e.g. George Habash (PLO), Tariq Aziz (Iraq) Christian


**Machiavelli, Plato:  religion can be used to legitimate political power


[Is there a W equivalent/American corollary to this movement?]


Women’s role

Symbolic, key

“Women have become symbols of men’s Islamic commitment, “ Barnett Rubin, NYU (9).



Oil factor

­­wealthy oil states, small populations:  Saudi Arabia, UAE, Kuwait


vs. unemployment, weak infrastructure in Egypt, Yemen, Jordan, Palestine


divide far more pronounced than Central America, sub-Saharan Africa (Paul Kennedy, Yale, Preparing for the 21st Century)


US, Soviet Union poured billions in weapons, aircraft, missiles into region


We are dependent upon them; 5% of world population, consumers 25% of world’s oil (19)


Distribution of wealth in Gulf Oil states

Largely in private hands

Ruling families “piggy banks”

“flight capital” invested “abroad,” e.g., US Treasury Bills, stockmarket not invested in own society

Also in own bank accounts


Own Saks Fifth Avenue, Tiffany’s, Carvel Ice Cream, Gucci, Color Tile,


Oil investment in US companies, Santa Fe International

AT&T, Chrysler, Dow Chemical, Atlantic Richfield


Citibank, UPI, Compaq, JP Morgan, AOL


Chpt. 2 Muslims:  The First Feminists

Recounts the basic tenets and history of Islam, Mohammad’s life

The influences of Mohammad’s wives on his teachings and “revelations”


Irony that we, in the West, associate Islam with the poor treatment of women


Because it was very progressive

Improved women’s status

States that men and women both have rights, responsibilities

        Agree to marriage, partner


        Property ownership


        Support in case of abandonment

        Responsibility to be modest

men: lower their gaze;

women – cover breasts and be free from adornments


Men may take up to 4 wives provided:

        They can afford them

        They can treat them equally


Originated to protect widows

        **link here with the infanticide readings



How did it go from these requirements to become a justification for violence against women? 

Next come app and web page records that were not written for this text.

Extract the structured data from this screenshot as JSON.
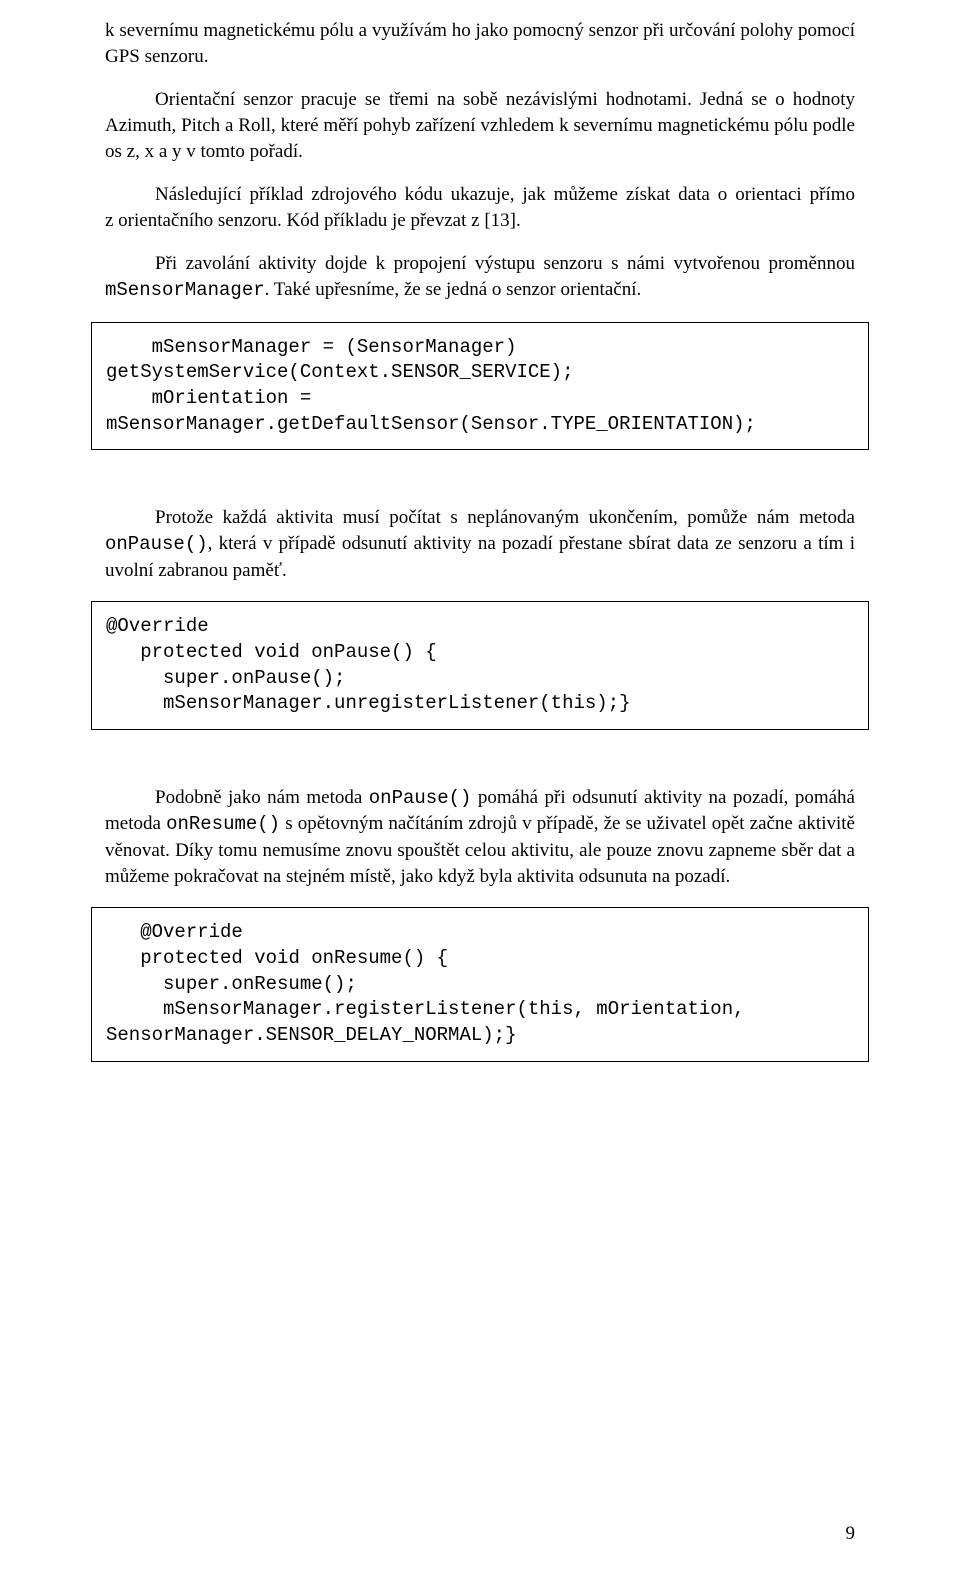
{
  "para1": "k severnímu magnetickému pólu a využívám ho jako pomocný senzor při určování polohy pomocí GPS senzoru.",
  "para2": "Orientační senzor pracuje se třemi na sobě nezávislými hodnotami. Jedná se o hodnoty Azimuth, Pitch a Roll, které měří pohyb zařízení vzhledem k severnímu magnetickému pólu podle os z, x a y v tomto pořadí.",
  "para3": "Následující příklad zdrojového kódu ukazuje, jak můžeme získat data o orientaci přímo z orientačního senzoru. Kód příkladu je převzat z [13].",
  "para4_a": "Při zavolání aktivity dojde k propojení výstupu senzoru s námi vytvořenou proměnnou ",
  "para4_code": "mSensorManager",
  "para4_b": ". Také upřesníme, že se jedná o senzor orientační.",
  "codebox1": "    mSensorManager = (SensorManager)\ngetSystemService(Context.SENSOR_SERVICE);\n    mOrientation =\nmSensorManager.getDefaultSensor(Sensor.TYPE_ORIENTATION);",
  "para5_a": "Protože každá aktivita musí počítat s neplánovaným ukončením, pomůže nám metoda ",
  "para5_code": "onPause()",
  "para5_b": ", která v případě odsunutí aktivity na pozadí přestane sbírat data ze senzoru a tím i uvolní zabranou paměť.",
  "codebox2": "@Override\n   protected void onPause() {\n     super.onPause();\n     mSensorManager.unregisterListener(this);}",
  "para6_a": "Podobně jako nám metoda ",
  "para6_code1": "onPause()",
  "para6_b": " pomáhá při odsunutí aktivity na pozadí, pomáhá metoda ",
  "para6_code2": "onResume()",
  "para6_c": " s opětovným načítáním zdrojů v případě, že se uživatel opět začne aktivitě věnovat. Díky tomu nemusíme znovu spouštět celou aktivitu, ale pouze znovu zapneme sběr dat a můžeme pokračovat na stejném místě, jako když byla aktivita odsunuta na pozadí.",
  "codebox3": "   @Override\n   protected void onResume() {\n     super.onResume();\n     mSensorManager.registerListener(this, mOrientation,\nSensorManager.SENSOR_DELAY_NORMAL);}",
  "page_number": "9"
}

The taking of many wives (trading up?)


Man’s influence, interpretations


Sources of Religious Authority”

The Koran

        The direct revelations of Mohammad from Gabriel

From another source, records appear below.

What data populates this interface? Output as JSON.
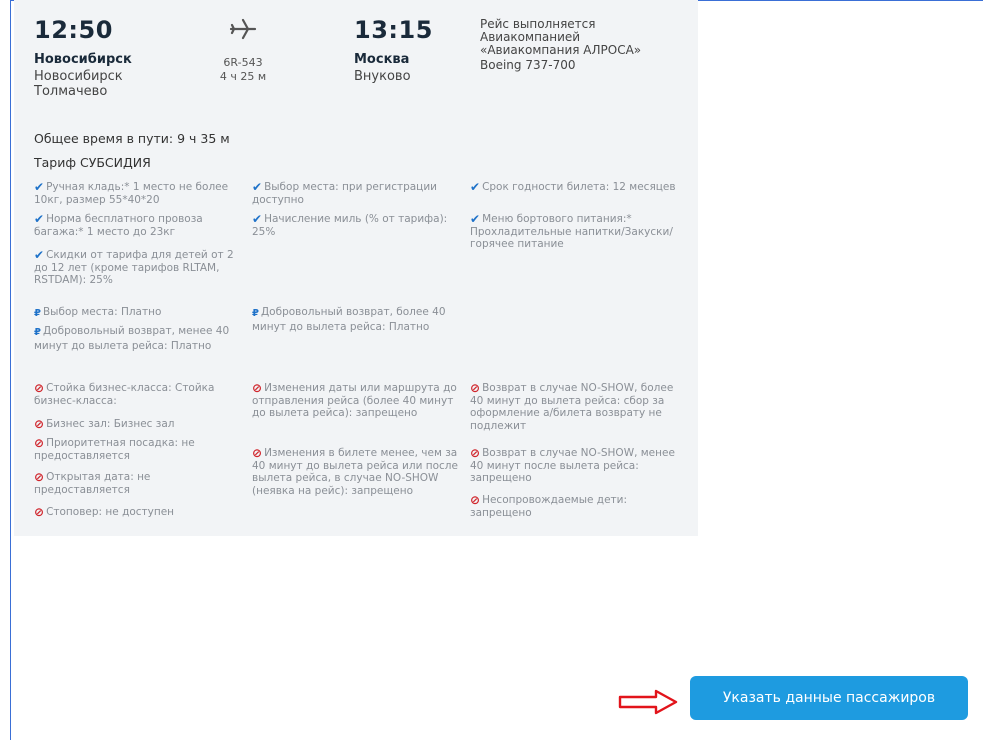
{
  "flight": {
    "departure": {
      "time": "12:50",
      "city": "Новосибирск",
      "airport_line1": "Новосибирск",
      "airport_line2": "Толмачево"
    },
    "flight_number": "6R-543",
    "duration": "4 ч 25 м",
    "arrival": {
      "time": "13:15",
      "city": "Москва",
      "airport": "Внуково"
    },
    "operator": {
      "line1": "Рейс выполняется",
      "line2": "Авиакомпанией",
      "line3": "«Авиакомпания АЛРОСА»",
      "aircraft": "Boeing 737-700"
    }
  },
  "total_time": "Общее время в пути: 9 ч 35 м",
  "tariff": "Тариф СУБСИДИЯ",
  "included": [
    "Ручная кладь:* 1 место не более 10кг, размер 55*40*20",
    "Норма бесплатного провоза багажа:* 1 место до 23кг",
    "Скидки от тарифа для детей от 2 до 12 лет (кроме тарифов RLTAM, RSTDAM): 25%",
    "Выбор места: при регистрации доступно",
    "Начисление миль (% от тарифа): 25%",
    "Срок годности билета: 12 месяцев",
    "Меню бортового питания:* Прохладительные напитки/Закуски/горячее питание"
  ],
  "paid": [
    "Выбор места: Платно",
    "Добровольный возврат, менее 40 минут до вылета рейса: Платно",
    "Добровольный возврат, более 40 минут до вылета рейса: Платно"
  ],
  "not_available": [
    "Стойка бизнес-класса: Стойка бизнес-класса:",
    "Бизнес зал: Бизнес зал",
    "Приоритетная посадка: не предоставляется",
    "Открытая дата: не предоставляется",
    "Стоповер: не доступен",
    "Изменения даты или маршрута до отправления рейса (более 40 минут до вылета рейса): запрещено",
    "Изменения в билете менее, чем за 40 минут до вылета рейса или после вылета рейса, в случае NO-SHOW (неявка на рейс): запрещено",
    "Возврат в случае NO-SHOW, более 40 минут до вылета рейса: сбор за оформление а/билета возврату не подлежит",
    "Возврат в случае NO-SHOW, менее 40 минут после вылета рейса: запрещено",
    "Несопровождаемые дети: запрещено"
  ],
  "icons": {
    "plane": "plane-icon",
    "included": "checkmark-icon",
    "paid": "ruble-icon",
    "not_available": "prohibited-icon",
    "arrow": "red-arrow-icon"
  },
  "colors": {
    "accent": "#1e9be0",
    "check": "#1f72c9",
    "prohibited": "#d0242b",
    "card_bg": "#f2f4f6",
    "frame": "#3a6fd6"
  },
  "action": {
    "button_label": "Указать данные пассажиров"
  }
}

The Haditha

        The sayings, teachings of Mohammad



        Interpretations of Islamic law

        Vary from place to place

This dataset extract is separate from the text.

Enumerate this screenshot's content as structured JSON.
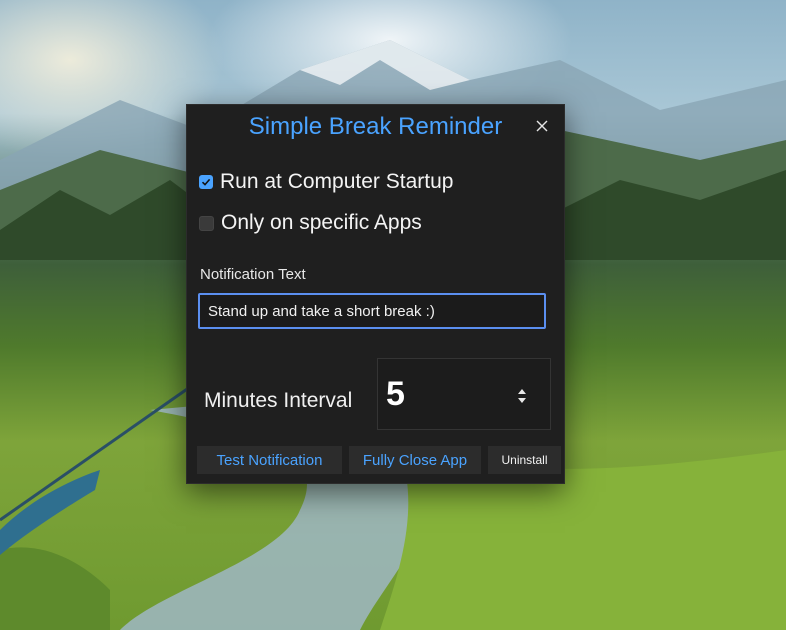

        Evolve over time


Reliance in day-to-day matters on

        Ulema (legal scholars)

        Mullahs (religious teachers)


Mohammad’s bio


The Five Pillars

There is no god but Allah and Mohammad is his Prophet.

Prayer 5 times per day.

Hadj once in lifetime (if you can afford it).

Alms to poor.


Chpt. 3 One Step Forward, Two Steps Back

Describes the horrific status of women in contemporary Pakistan